§ EXTRACTED RECORDS
━━━━━━━━━━━━━━━━━━━━━━━━━━━━━━

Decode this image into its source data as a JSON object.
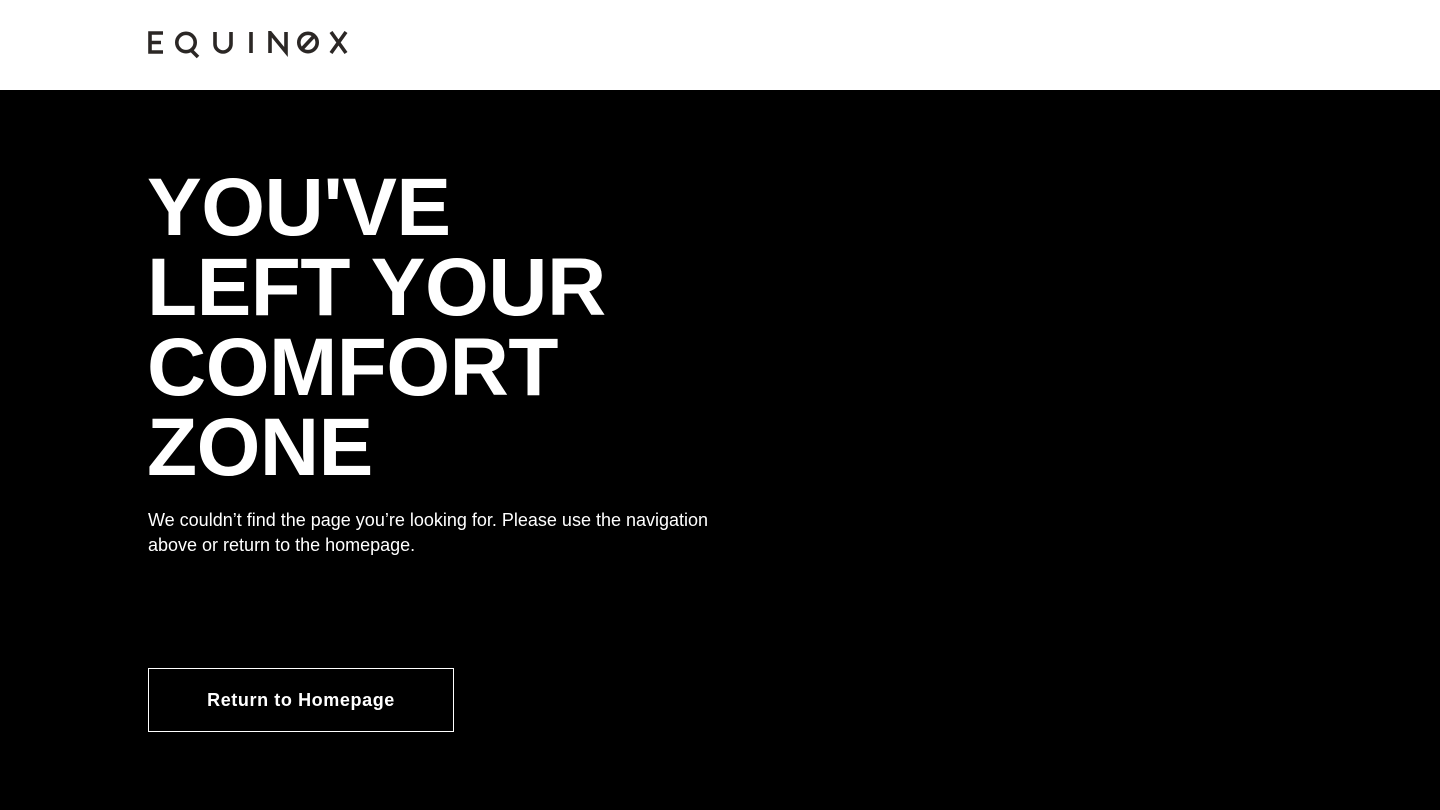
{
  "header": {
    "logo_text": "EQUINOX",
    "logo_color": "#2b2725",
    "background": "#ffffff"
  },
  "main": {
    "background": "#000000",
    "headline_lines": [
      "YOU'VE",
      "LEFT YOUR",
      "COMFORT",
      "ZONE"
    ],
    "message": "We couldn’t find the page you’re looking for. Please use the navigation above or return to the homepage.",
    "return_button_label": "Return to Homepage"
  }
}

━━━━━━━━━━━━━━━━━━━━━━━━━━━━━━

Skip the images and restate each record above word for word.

Decode this image into its source data as a JSON object.
{
  "header": {
    "logo_text": "EQUINOX",
    "logo_color": "#2b2725",
    "background": "#ffffff"
  },
  "main": {
    "background": "#000000",
    "headline_lines": [
      "YOU'VE",
      "LEFT YOUR",
      "COMFORT",
      "ZONE"
    ],
    "message": "We couldn’t find the page you’re looking for. Please use the navigation above or return to the homepage.",
    "return_button_label": "Return to Homepage"
  }
}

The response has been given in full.